Answer with one number only, the count of lines in the material below that hold "label".
----------------------------------------
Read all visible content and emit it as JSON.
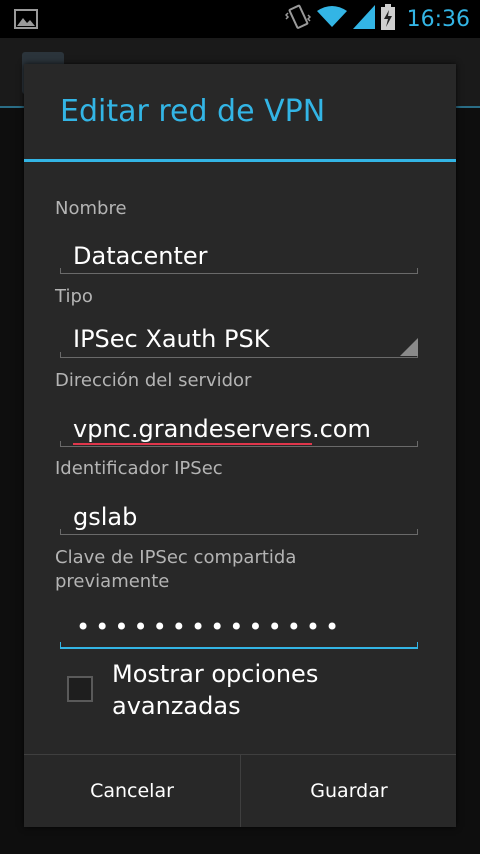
{
  "status_bar": {
    "time": "16:36",
    "icons": [
      "image-notification-icon",
      "vibrate-icon",
      "wifi-icon",
      "signal-icon",
      "battery-charging-icon"
    ]
  },
  "dialog": {
    "title": "Editar red de VPN",
    "fields": {
      "name": {
        "label": "Nombre",
        "value": "Datacenter"
      },
      "type": {
        "label": "Tipo",
        "value": "IPSec Xauth PSK"
      },
      "server": {
        "label": "Dirección del servidor",
        "value_prefix": "vpnc.grandeservers",
        "value_suffix": ".com"
      },
      "ipsec_id": {
        "label": "Identificador IPSec",
        "value": "gslab"
      },
      "psk": {
        "label": "Clave de IPSec compartida previamente",
        "value": "••••••••••••••"
      }
    },
    "advanced": {
      "label": "Mostrar opciones avanzadas",
      "checked": false
    },
    "buttons": {
      "cancel": "Cancelar",
      "save": "Guardar"
    }
  },
  "colors": {
    "accent": "#33b5e5",
    "dialog_bg": "#282828",
    "spell_error": "#e0364b"
  }
}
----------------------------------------
* [Output of the task]
6